glacier

[′glā·shər]
(hydrology)
A mass of land ice, formed by the further recrystallization of firn, flowing slowly (at present or in the past) from an accumulation area to an area of ablation.

glacier

a slowly moving mass of ice originating from an accumulation of snow.
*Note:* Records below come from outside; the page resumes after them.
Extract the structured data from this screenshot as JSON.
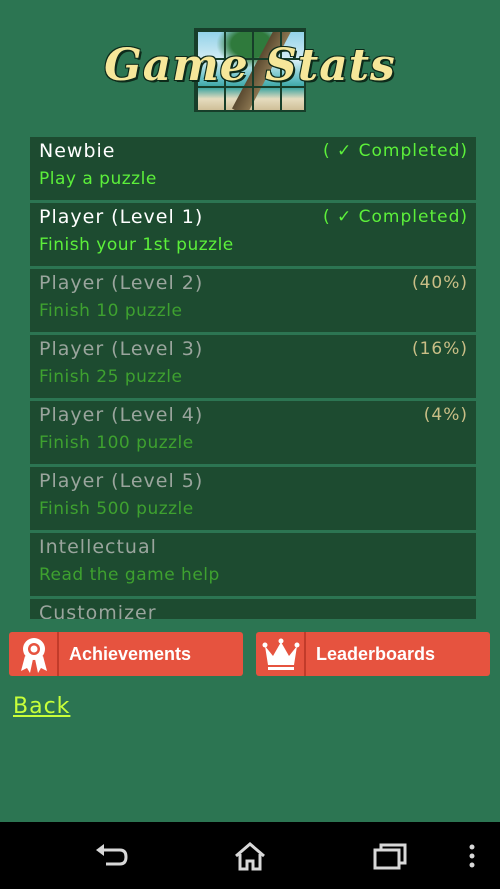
{
  "header": {
    "title": "Game Stats"
  },
  "achievements": [
    {
      "name": "Newbie",
      "description": "Play a puzzle",
      "status": "( ✓ Completed)",
      "completed": true
    },
    {
      "name": "Player (Level 1)",
      "description": "Finish your 1st puzzle",
      "status": "( ✓ Completed)",
      "completed": true
    },
    {
      "name": "Player (Level 2)",
      "description": "Finish 10 puzzle",
      "status": "(40%)",
      "completed": false
    },
    {
      "name": "Player (Level 3)",
      "description": "Finish 25 puzzle",
      "status": "(16%)",
      "completed": false
    },
    {
      "name": "Player (Level 4)",
      "description": "Finish 100 puzzle",
      "status": "(4%)",
      "completed": false
    },
    {
      "name": "Player (Level 5)",
      "description": "Finish 500 puzzle",
      "status": "",
      "completed": false
    },
    {
      "name": "Intellectual",
      "description": "Read the game help",
      "status": "",
      "completed": false
    },
    {
      "name": "Customizer",
      "description": "",
      "status": "",
      "completed": false
    }
  ],
  "buttons": {
    "achievements_label": "Achievements",
    "leaderboards_label": "Leaderboards"
  },
  "back_label": "Back",
  "colors": {
    "background": "#2c7552",
    "row": "#1d4b30",
    "button": "#e6533f",
    "completed": "#5cf03a",
    "title": "#f6e79a",
    "link": "#c8ff3a"
  },
  "icons": {
    "achievements": "ribbon-medal-icon",
    "leaderboards": "crown-icon",
    "nav_back": "back-arrow-icon",
    "nav_home": "home-icon",
    "nav_recents": "recent-apps-icon",
    "nav_menu": "overflow-menu-icon"
  }
}
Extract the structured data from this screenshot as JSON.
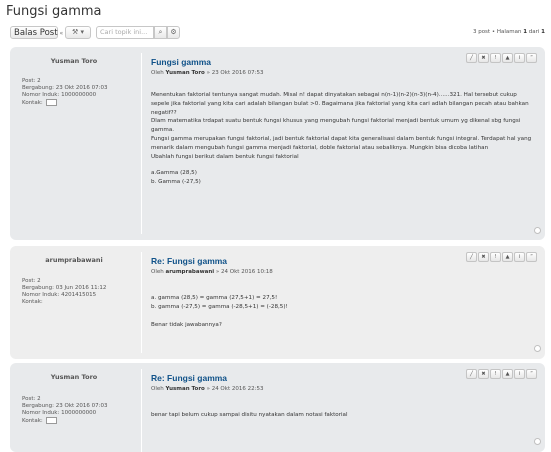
{
  "page": {
    "title": "Fungsi gamma"
  },
  "toolbar": {
    "reply_label": "Balas Post",
    "reply_icon": "«",
    "tools_icon": "⚒ ▾",
    "search_placeholder": "Cari topik ini...",
    "search_icon": "⌕",
    "advanced_icon": "⚙",
    "pagination_prefix": "3 post • Halaman ",
    "pagination_page": "1",
    "pagination_mid": " dari ",
    "pagination_total": "1"
  },
  "post_tools": [
    "╱",
    "✖",
    "!",
    "▲",
    "i",
    "“"
  ],
  "posts": [
    {
      "author": "Yusman Toro",
      "posts_label": "Post: 2",
      "joined": "Bergabung: 23 Okt 2016 07:03",
      "nim": "Nomor Induk: 1000000000",
      "contact": "Kontak:",
      "title": "Fungsi gamma",
      "by_prefix": "Oleh ",
      "by_user": "Yusman Toro",
      "by_date": " » 23 Okt 2016 07:53",
      "body": [
        "Menentukan faktorial tentunya sangat mudah. Misal n! dapat dinyatakan sebagai n(n-1)(n-2)(n-3)(n-4)......321. Hal tersebut cukup",
        "sepele jika faktorial yang kita cari adalah bilangan bulat >0. Bagaimana jika faktorial yang kita cari adlah bilangan pecah atau bahkan",
        "negatif??",
        "Dlam matematika trdapat suatu bentuk fungsi khusus yang mengubah fungsi faktorial menjadi bentuk umum yg dikenal sbg fungsi",
        "gamma.",
        "Fungsi gamma merupakan fungsi faktorial, jadi bentuk faktorial dapat kita generalisasi dalam bentuk fungsi integral. Terdapat hal yang",
        "menarik dalam mengubah fungsi gamma menjadi faktorial, doble faktorial atau sebaliknya. Mungkin bisa dicoba latihan",
        "Ubahlah fungsi berikut dalam bentuk fungsi faktorial",
        "",
        "a.Gamma (28,5)",
        "b. Gamma (-27,5)"
      ]
    },
    {
      "author": "arumprabawani",
      "posts_label": "Post: 2",
      "joined": "Bergabung: 03 Jun 2016 11:12",
      "nim": "Nomor Induk: 4201415015",
      "contact": "Kontak:",
      "title": "Re: Fungsi gamma",
      "by_prefix": "Oleh ",
      "by_user": "arumprabawani",
      "by_date": " » 24 Okt 2016 10:18",
      "body": [
        "a. gamma (28,5) = gamma (27,5+1) = 27,5!",
        "b. gamma (-27,5) = gamma (-28,5+1) = (-28,5)!",
        "",
        "Benar tidak jawabannya?"
      ]
    },
    {
      "author": "Yusman Toro",
      "posts_label": "Post: 2",
      "joined": "Bergabung: 23 Okt 2016 07:03",
      "nim": "Nomor Induk: 1000000000",
      "contact": "Kontak:",
      "title": "Re: Fungsi gamma",
      "by_prefix": "Oleh ",
      "by_user": "Yusman Toro",
      "by_date": " » 24 Okt 2016 22:53",
      "body": [
        "benar tapi belum cukup sampai disitu nyatakan dalam notasi faktorial"
      ]
    }
  ]
}
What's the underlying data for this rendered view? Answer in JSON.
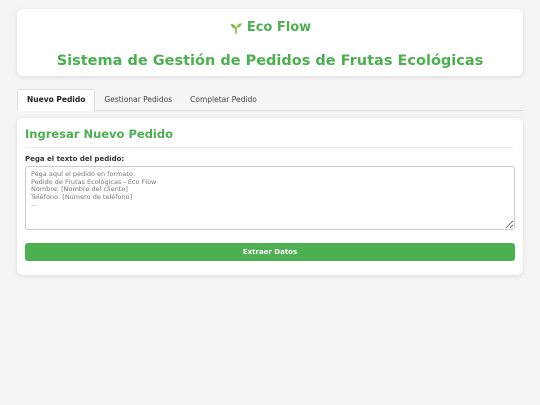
{
  "header": {
    "brand": "Eco Flow",
    "title": "Sistema de Gestión de Pedidos de Frutas Ecológicas"
  },
  "tabs": [
    {
      "label": "Nuevo Pedido",
      "active": true
    },
    {
      "label": "Gestionar Pedidos",
      "active": false
    },
    {
      "label": "Completar Pedido",
      "active": false
    }
  ],
  "new_order": {
    "section_title": "Ingresar Nuevo Pedido",
    "textarea_label": "Pega el texto del pedido:",
    "textarea_placeholder": "Pega aquí el pedido en formato:\nPedido de Frutas Ecológicas - Eco Flow\nNombre: [Nombre del cliente]\nTeléfono: [Número de teléfono]\n...",
    "textarea_value": "",
    "extract_button": "Extraer Datos"
  },
  "icons": {
    "brand_icon": "sprout-icon"
  },
  "colors": {
    "accent": "#4caf50",
    "background": "#f5f5f5"
  }
}
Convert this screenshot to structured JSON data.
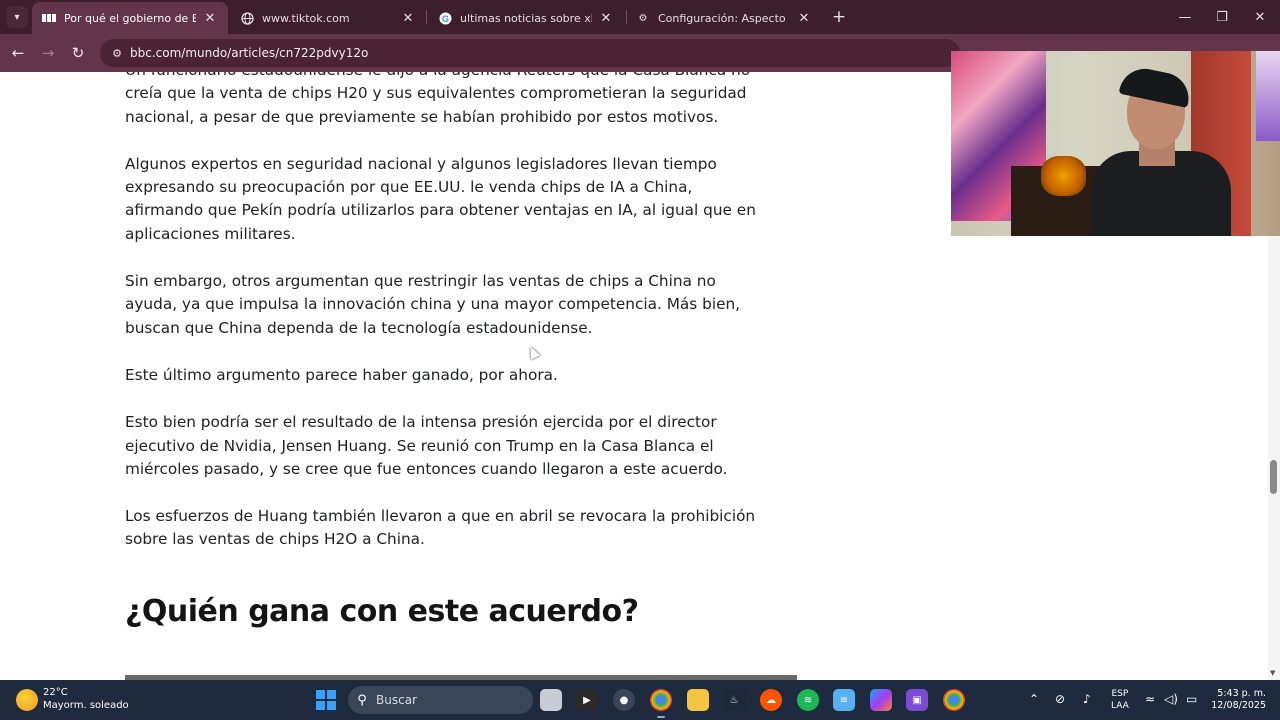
{
  "browser": {
    "tabs": [
      {
        "title": "Por qué el gobierno de EE.UU. a",
        "favicon": "bbc-icon",
        "active": true
      },
      {
        "title": "www.tiktok.com",
        "favicon": "globe-icon",
        "active": false
      },
      {
        "title": "ultimas noticias sobre xbox - Bu",
        "favicon": "google-icon",
        "active": false
      },
      {
        "title": "Configuración: Aspecto",
        "favicon": "gear-icon",
        "active": false
      }
    ],
    "address": "bbc.com/mundo/articles/cn722pdvy12o"
  },
  "article": {
    "paragraphs": [
      "Un funcionario estadounidense le dijo a la agencia Reuters que la Casa Blanca no creía que la venta de chips H20 y sus equivalentes comprometieran la seguridad nacional, a pesar de que previamente se habían prohibido por estos motivos.",
      "Algunos expertos en seguridad nacional y algunos legisladores llevan tiempo expresando su preocupación por que EE.UU. le venda chips de IA a China, afirmando que Pekín podría utilizarlos para obtener ventajas en IA, al igual que en aplicaciones militares.",
      "Sin embargo, otros argumentan que restringir las ventas de chips a China no ayuda, ya que impulsa la innovación china y una mayor competencia. Más bien, buscan que China dependa de la tecnología estadounidense.",
      "Este último argumento parece haber ganado, por ahora.",
      "Esto bien podría ser el resultado de la intensa presión ejercida por el director ejecutivo de Nvidia, Jensen Huang. Se reunió con Trump en la Casa Blanca el miércoles pasado, y se cree que fue entonces cuando llegaron a este acuerdo.",
      "Los esfuerzos de Huang también llevaron a que en abril se revocara la prohibición sobre las ventas de chips H2O a China."
    ],
    "heading": "¿Quién gana con este acuerdo?"
  },
  "taskbar": {
    "weather_temp": "22°C",
    "weather_desc": "Mayorm. soleado",
    "search_placeholder": "Buscar",
    "lang_line1": "ESP",
    "lang_line2": "LAA",
    "time": "5:43 p. m.",
    "date": "12/08/2025"
  }
}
It can either spread out from a central mass (continental glacier) or descend from a high valley (alpine glacier)
References in periodicals archive ?
Since 1856 the glacier has retreated 4,600 feet--or nearly a mile in length.
According to the team, the current rate of glacier melt is without precedence at global scale, at least for the time period observed and probably also for recorded history, Science Daily reported.
SOUND UP Holmen: This glacier has been moving back for many decades.
But by supplementing the sparse data with information about the flow and form of the glaciers from the very well studied areas, they have been able to calculate how thick and voluminous the ice is across the glacier belts.
Tangborn developed the model and is hopeful that a government agency like USGS or NOAA will eventually take over the glacier monitoring effort.
Local tour operator Fox Glacier Guiding has been unable to take tourists hiking since April because the glacial melt had caused the river to block access to a popular hiking trail.
The oldest, most densely packed glacier ice often appears blue.
Guth had stumbled upon a glacier cave, carved into the ice by water and wind.
6, 2010): The Oregon State University geoscientist who is documenting the mass of Collier Glacier in the Three Sisters Wilderness area of the Oregon Cascades is Cody Breedlow.
Glacier loss increased the threat of floods because of bursting of glacier lakes.
Project leader Dr Martin Kirkbride said: "Our laboratory dating indicates that the moraines were formed within the last couple of thousand years, which shows that a Scottish glacier existed more recently than we had previously thought.
Like many mountain glaciers, the Gualas Glacier in the Patagonian region of Chile has retreated fast during the past century in the lace of climate change.